And here’s the arrival home of the second brother:I think I look like I was about to cry up there on the right since my sister Saren got to snag the coveted role of holding him for the picture and not me. Oh boy did I ever love those babies.
There we go:A little happier there.
I have no idea how my parents managed all that as they helped all those 18-25 year olds maneuver through their own struggles and triumphs away from their own parents for two years. Hosted missionary dinners to welcome the new ones and say goodbye to old ones each month. Helped us adjust to new schools and a new culture. Traveled to all the outlying parts of the mission to take care of everyone.
No, I don’t know how they did it.
But they did.
With flying colors.
They even endured a pretty public missionary kidnapping while they were there (that ended well, thank heavens).
At some point maybe I will have a chance to post their point of view (my sister’s view is also more detailed here), but for now I am just posting my memories, mostly pasted together by random pictures that have surfaced through the years.
We lived at “12 The Ridings” and went to a little Church of England school every day sporting our navy blue school uniforms.
Here we are, me and my black front tooth caused by something I can’t even remember, in a school picture.
Is that an awesome haircut or what?
I started my schooling career there as a four-year-old. I was in the “first class” (they didn’t call them grades). My teacher was Mrs. Ball and she smoked like a chimney.
I was scared to death of her.
I loved being with the missionaries though. I still remember sitting with one of them at church. He taught me to draw a cartoon bunny rabbit. I think I had a crush on him from that day on. (Until I met Stuart…)
I remember loving that we “got” to sing to the missionaries when they came over some Sunday nights for meetings. I think our main song was “So Long, Farewell” from The Sound of Music and we were pretty proud of the actions we put together for that little number.
I know we did go into London but I don’t remember that part very well.
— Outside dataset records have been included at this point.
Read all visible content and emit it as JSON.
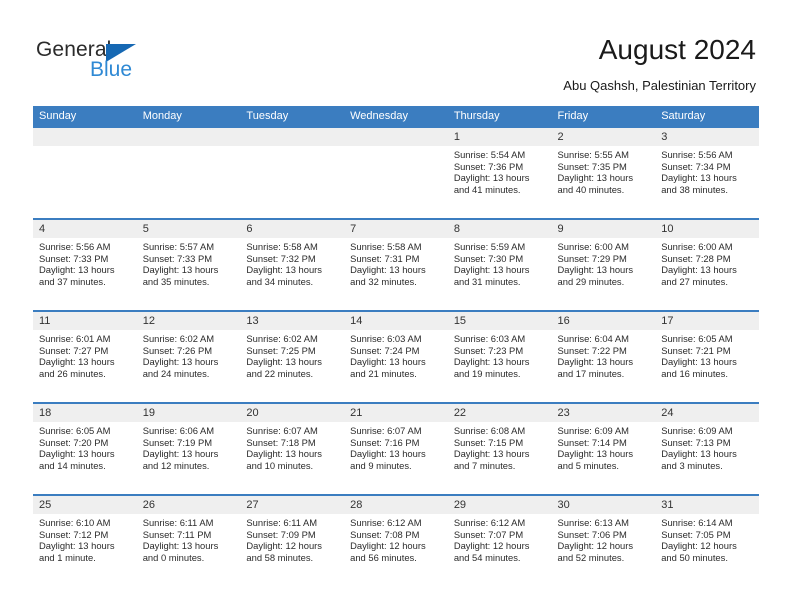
{
  "brand": {
    "name_dark": "General",
    "name_blue": "Blue",
    "accent_color": "#2f89d4",
    "triangle_color": "#1668b3"
  },
  "header": {
    "title": "August 2024",
    "subtitle": "Abu Qashsh, Palestinian Territory"
  },
  "calendar": {
    "header_bg": "#3b7dc0",
    "header_text_color": "#ffffff",
    "daynum_band_bg": "#efefef",
    "weekday_headers": [
      "Sunday",
      "Monday",
      "Tuesday",
      "Wednesday",
      "Thursday",
      "Friday",
      "Saturday"
    ],
    "weeks": [
      [
        {
          "day": "",
          "lines": []
        },
        {
          "day": "",
          "lines": []
        },
        {
          "day": "",
          "lines": []
        },
        {
          "day": "",
          "lines": []
        },
        {
          "day": "1",
          "lines": [
            "Sunrise: 5:54 AM",
            "Sunset: 7:36 PM",
            "Daylight: 13 hours",
            "and 41 minutes."
          ]
        },
        {
          "day": "2",
          "lines": [
            "Sunrise: 5:55 AM",
            "Sunset: 7:35 PM",
            "Daylight: 13 hours",
            "and 40 minutes."
          ]
        },
        {
          "day": "3",
          "lines": [
            "Sunrise: 5:56 AM",
            "Sunset: 7:34 PM",
            "Daylight: 13 hours",
            "and 38 minutes."
          ]
        }
      ],
      [
        {
          "day": "4",
          "lines": [
            "Sunrise: 5:56 AM",
            "Sunset: 7:33 PM",
            "Daylight: 13 hours",
            "and 37 minutes."
          ]
        },
        {
          "day": "5",
          "lines": [
            "Sunrise: 5:57 AM",
            "Sunset: 7:33 PM",
            "Daylight: 13 hours",
            "and 35 minutes."
          ]
        },
        {
          "day": "6",
          "lines": [
            "Sunrise: 5:58 AM",
            "Sunset: 7:32 PM",
            "Daylight: 13 hours",
            "and 34 minutes."
          ]
        },
        {
          "day": "7",
          "lines": [
            "Sunrise: 5:58 AM",
            "Sunset: 7:31 PM",
            "Daylight: 13 hours",
            "and 32 minutes."
          ]
        },
        {
          "day": "8",
          "lines": [
            "Sunrise: 5:59 AM",
            "Sunset: 7:30 PM",
            "Daylight: 13 hours",
            "and 31 minutes."
          ]
        },
        {
          "day": "9",
          "lines": [
            "Sunrise: 6:00 AM",
            "Sunset: 7:29 PM",
            "Daylight: 13 hours",
            "and 29 minutes."
          ]
        },
        {
          "day": "10",
          "lines": [
            "Sunrise: 6:00 AM",
            "Sunset: 7:28 PM",
            "Daylight: 13 hours",
            "and 27 minutes."
          ]
        }
      ],
      [
        {
          "day": "11",
          "lines": [
            "Sunrise: 6:01 AM",
            "Sunset: 7:27 PM",
            "Daylight: 13 hours",
            "and 26 minutes."
          ]
        },
        {
          "day": "12",
          "lines": [
            "Sunrise: 6:02 AM",
            "Sunset: 7:26 PM",
            "Daylight: 13 hours",
            "and 24 minutes."
          ]
        },
        {
          "day": "13",
          "lines": [
            "Sunrise: 6:02 AM",
            "Sunset: 7:25 PM",
            "Daylight: 13 hours",
            "and 22 minutes."
          ]
        },
        {
          "day": "14",
          "lines": [
            "Sunrise: 6:03 AM",
            "Sunset: 7:24 PM",
            "Daylight: 13 hours",
            "and 21 minutes."
          ]
        },
        {
          "day": "15",
          "lines": [
            "Sunrise: 6:03 AM",
            "Sunset: 7:23 PM",
            "Daylight: 13 hours",
            "and 19 minutes."
          ]
        },
        {
          "day": "16",
          "lines": [
            "Sunrise: 6:04 AM",
            "Sunset: 7:22 PM",
            "Daylight: 13 hours",
            "and 17 minutes."
          ]
        },
        {
          "day": "17",
          "lines": [
            "Sunrise: 6:05 AM",
            "Sunset: 7:21 PM",
            "Daylight: 13 hours",
            "and 16 minutes."
          ]
        }
      ],
      [
        {
          "day": "18",
          "lines": [
            "Sunrise: 6:05 AM",
            "Sunset: 7:20 PM",
            "Daylight: 13 hours",
            "and 14 minutes."
          ]
        },
        {
          "day": "19",
          "lines": [
            "Sunrise: 6:06 AM",
            "Sunset: 7:19 PM",
            "Daylight: 13 hours",
            "and 12 minutes."
          ]
        },
        {
          "day": "20",
          "lines": [
            "Sunrise: 6:07 AM",
            "Sunset: 7:18 PM",
            "Daylight: 13 hours",
            "and 10 minutes."
          ]
        },
        {
          "day": "21",
          "lines": [
            "Sunrise: 6:07 AM",
            "Sunset: 7:16 PM",
            "Daylight: 13 hours",
            "and 9 minutes."
          ]
        },
        {
          "day": "22",
          "lines": [
            "Sunrise: 6:08 AM",
            "Sunset: 7:15 PM",
            "Daylight: 13 hours",
            "and 7 minutes."
          ]
        },
        {
          "day": "23",
          "lines": [
            "Sunrise: 6:09 AM",
            "Sunset: 7:14 PM",
            "Daylight: 13 hours",
            "and 5 minutes."
          ]
        },
        {
          "day": "24",
          "lines": [
            "Sunrise: 6:09 AM",
            "Sunset: 7:13 PM",
            "Daylight: 13 hours",
            "and 3 minutes."
          ]
        }
      ],
      [
        {
          "day": "25",
          "lines": [
            "Sunrise: 6:10 AM",
            "Sunset: 7:12 PM",
            "Daylight: 13 hours",
            "and 1 minute."
          ]
        },
        {
          "day": "26",
          "lines": [
            "Sunrise: 6:11 AM",
            "Sunset: 7:11 PM",
            "Daylight: 13 hours",
            "and 0 minutes."
          ]
        },
        {
          "day": "27",
          "lines": [
            "Sunrise: 6:11 AM",
            "Sunset: 7:09 PM",
            "Daylight: 12 hours",
            "and 58 minutes."
          ]
        },
        {
          "day": "28",
          "lines": [
            "Sunrise: 6:12 AM",
            "Sunset: 7:08 PM",
            "Daylight: 12 hours",
            "and 56 minutes."
          ]
        },
        {
          "day": "29",
          "lines": [
            "Sunrise: 6:12 AM",
            "Sunset: 7:07 PM",
            "Daylight: 12 hours",
            "and 54 minutes."
          ]
        },
        {
          "day": "30",
          "lines": [
            "Sunrise: 6:13 AM",
            "Sunset: 7:06 PM",
            "Daylight: 12 hours",
            "and 52 minutes."
          ]
        },
        {
          "day": "31",
          "lines": [
            "Sunrise: 6:14 AM",
            "Sunset: 7:05 PM",
            "Daylight: 12 hours",
            "and 50 minutes."
          ]
        }
      ]
    ]
  }
}
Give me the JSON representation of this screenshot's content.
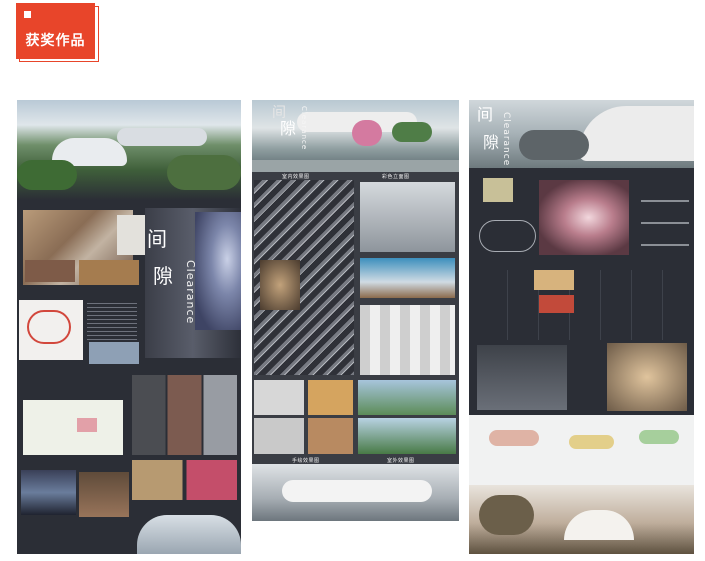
{
  "badge": {
    "title": "获奖作品"
  },
  "posters": {
    "poster1": {
      "title_char1": "间",
      "title_char2": "隙",
      "title_en": "Clearance"
    },
    "poster2": {
      "title_char1": "间",
      "title_char2": "隙",
      "title_en": "Clearance",
      "section_interior": "室内效果图",
      "section_color": "彩色立面图",
      "section_sketch": "手绘效果图",
      "section_outdoor": "室外效果图"
    },
    "poster3": {
      "title_char1": "间",
      "title_char2": "隙",
      "title_en": "Clearance"
    }
  },
  "colors": {
    "accent": "#e8452a",
    "poster_dark": "#2b2e36"
  }
}
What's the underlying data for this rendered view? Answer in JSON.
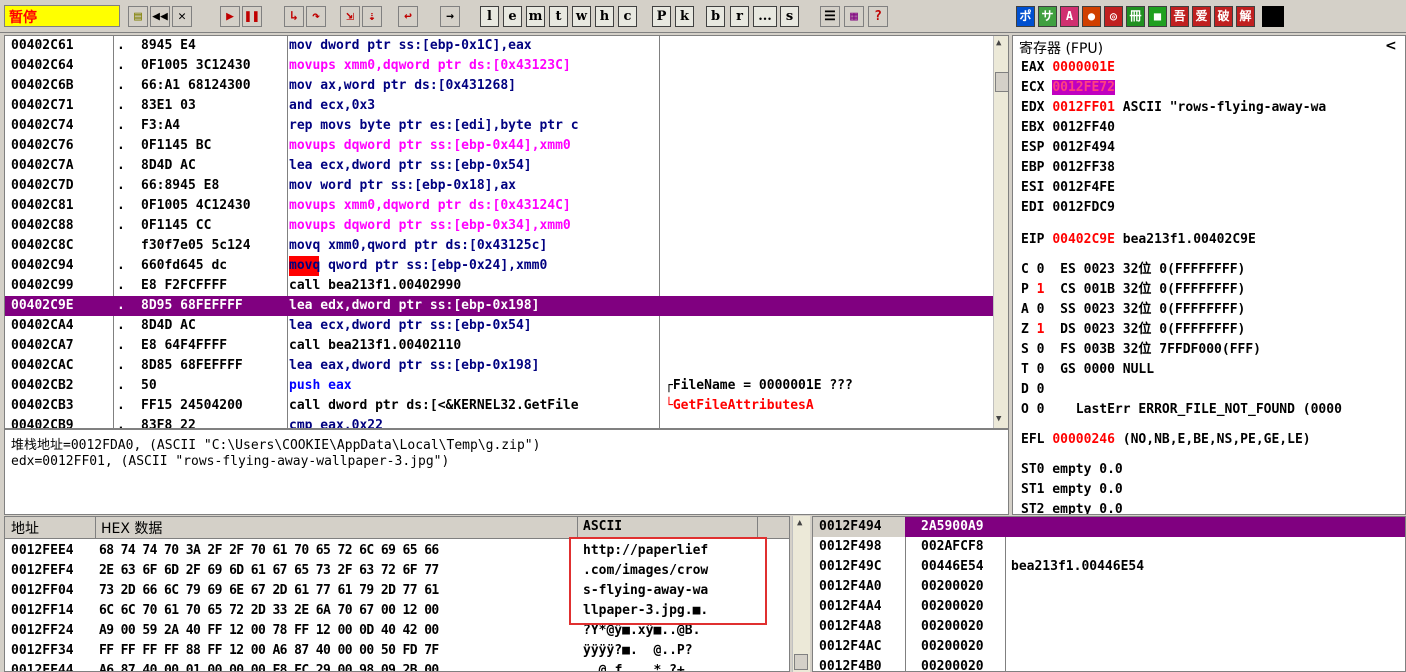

I love this picture back in the days where you could park a car right next to Buckingham Palace:
I remember a lot of birthday parties.
…and a little passageway we could crawl through the trees in the back of our “back garden” to Mr. Godwin’s house.
It had the biggest tree we had ever seen so my Dad got permission to rig up a swing hanging from what seemed like miles and miles of rope.
We were in love with that thing.
My Dad also made my brother and me some styling cucumber glasses.
Yeah, those were the good days.
When our three years were up we said some sad goodbyes, moved back to the states and slipped back into life here. But we were forever changed by that trip.
The crazy thing is that when I was a freshman in high school my parents got word that the mission home filled with so many of our memories would be relocating to a different house.
My parents put their minds to work to figure out how we could get over and rent that thing for six months before it sold.
And surprise, surprise: they did it.
Much to my shy teenager heart’s chagrin.
The day we left I thought I just may as well lay right down and die.
I pulled out my journal from that trip the other day. It is a fat, filled with mementos from all over Europe.
I was clearly enamored with Laura Ashley (these kinds of pictures flank a huge majority of the pages).
I was mesmerized by tennis when we got to go to Wimbledon:
I think I was a little more excited about finding a “Mrs. Fields” there than I was with that map of the Tate Gallery.
As I looked through that thing, the homesick scribbles along with the postcards from all the places we visited (even a packet of salt from the restaurant we went to on the middle level of the Eiffel Tower), I was overcome once again with gratitude for the place that London and England now have in my heart.
I will thank that trip forever for starting the gradual break from my locked-down shy shell. And for opening my eyes to parts of the world I never imagined I could love so much.
And to think that that love all started with a cute seven-year-old named Stuart…